### Work to complete
Look for the word "placeholder" in the material below, then report each line where it occurs.

### Provided records
Start of Block

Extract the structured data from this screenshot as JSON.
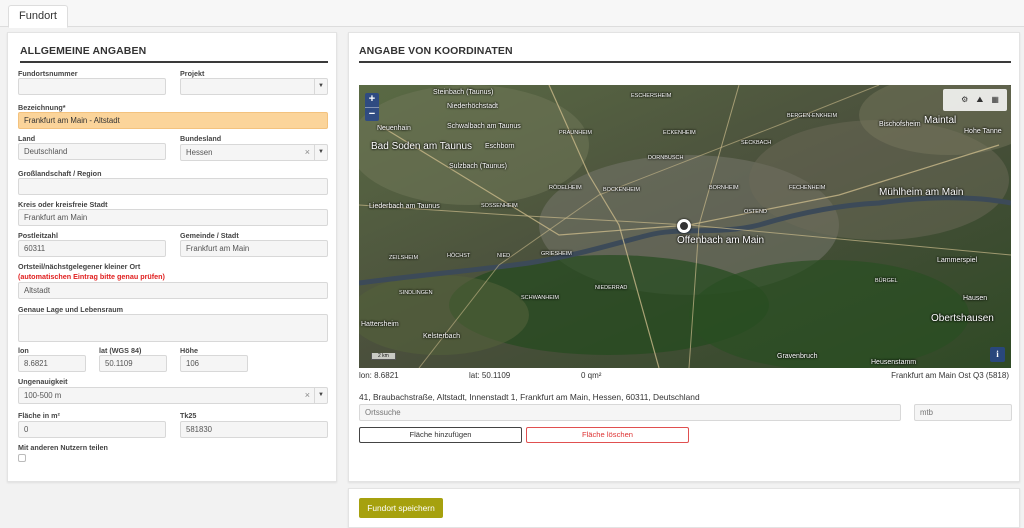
{
  "tab": {
    "label": "Fundort"
  },
  "left": {
    "title": "ALLGEMEINE ANGABEN",
    "fundortnummer": {
      "label": "Fundortsnummer",
      "value": ""
    },
    "projekt": {
      "label": "Projekt",
      "value": ""
    },
    "bezeichnung": {
      "label": "Bezeichnung*",
      "value": "Frankfurt am Main - Altstadt"
    },
    "land": {
      "label": "Land",
      "value": "Deutschland"
    },
    "bundesland": {
      "label": "Bundesland",
      "value": "Hessen"
    },
    "grosslandschaft": {
      "label": "Großlandschaft / Region",
      "value": ""
    },
    "kreis": {
      "label": "Kreis oder kreisfreie Stadt",
      "value": "Frankfurt am Main"
    },
    "plz": {
      "label": "Postleitzahl",
      "value": "60311"
    },
    "gemeinde": {
      "label": "Gemeinde / Stadt",
      "value": "Frankfurt am Main"
    },
    "ortsteil": {
      "label": "Ortsteil/nächstgelegener kleiner Ort",
      "warning": "(automatischen Eintrag bitte genau prüfen)",
      "value": "Altstadt"
    },
    "lage": {
      "label": "Genaue Lage und Lebensraum",
      "value": ""
    },
    "lon": {
      "label": "lon",
      "value": "8.6821"
    },
    "lat": {
      "label": "lat (WGS 84)",
      "value": "50.1109"
    },
    "hoehe": {
      "label": "Höhe",
      "value": "106"
    },
    "ungenauigkeit": {
      "label": "Ungenauigkeit",
      "value": "100-500 m"
    },
    "flaeche": {
      "label": "Fläche in m²",
      "value": "0"
    },
    "tk25": {
      "label": "Tk25",
      "value": "581830"
    },
    "teilen": {
      "label": "Mit anderen Nutzern teilen",
      "checked": false
    }
  },
  "right": {
    "title": "ANGABE VON KOORDINATEN",
    "map": {
      "labels": {
        "offenbach": "Offenbach am Main",
        "bad_soden": "Bad Soden am Taunus",
        "schwalbach": "Schwalbach am Taunus",
        "muehlheim": "Mühlheim am Main",
        "maintal": "Maintal",
        "eschborn": "Eschborn",
        "liederbach": "Liederbach am Taunus",
        "obertshausen": "Obertshausen",
        "neuenhain": "Neuenhain",
        "sulzbach": "Sulzbach (Taunus)",
        "eschersheim": "ESCHERSHEIM",
        "bockenheim": "BOCKENHEIM",
        "bornheim": "BORNHEIM",
        "fechenheim": "FECHENHEIM",
        "sossenheim": "SOSSENHEIM",
        "griesheim": "GRIESHEIM",
        "niederrad": "NIEDERRAD",
        "hoechst": "HÖCHST",
        "nied": "NIED",
        "zeilsheim": "ZEILSHEIM",
        "sindlingen": "SINDLINGEN",
        "schwanheim": "SCHWANHEIM",
        "lammerspiel": "Lammerspiel",
        "hausen": "Hausen",
        "kelsterbach": "Kelsterbach",
        "hattersheim": "Hattersheim",
        "ostend": "OSTEND",
        "seckbach": "SECKBACH",
        "praunheim": "PRAUNHEIM",
        "eckenheim": "ECKENHEIM",
        "bergen": "BERGEN-ENKHEIM",
        "bischofsheim": "Bischofsheim",
        "hohe_tanne": "Hohe Tanne",
        "rodelheim": "RÖDELHEIM",
        "dornbusch": "DORNBUSCH",
        "rumpenheim": "RUMPENHEIM",
        "buerger": "BÜRGEL",
        "gravenbruch": "Gravenbruch",
        "heusenstamm": "Heusenstamm",
        "steinbach": "Steinbach (Taunus)",
        "niederhoechstadt": "Niederhöchstadt"
      },
      "scale": "2 km",
      "controls": {
        "zoom_in": "+",
        "zoom_out": "−",
        "info": "i",
        "layers": "⚙ ⛰ ▦"
      }
    },
    "status": {
      "lon": "lon: 8.6821",
      "lat": "lat: 50.1109",
      "area": "0 qm²",
      "region": "Frankfurt am Main Ost Q3 (5818)"
    },
    "address": "41, Braubachstraße, Altstadt, Innenstadt 1, Frankfurt am Main, Hessen, 60311, Deutschland",
    "ortsuche": {
      "placeholder": "Ortssuche"
    },
    "mtb": {
      "placeholder": "mtb"
    },
    "add_area": "Fläche hinzufügen",
    "delete_area": "Fläche löschen"
  },
  "save": {
    "label": "Fundort speichern",
    "color": "#a6a10e"
  }
}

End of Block

### Exercise result
      "placeholder": "Ortssuche"
      "placeholder": "mtb"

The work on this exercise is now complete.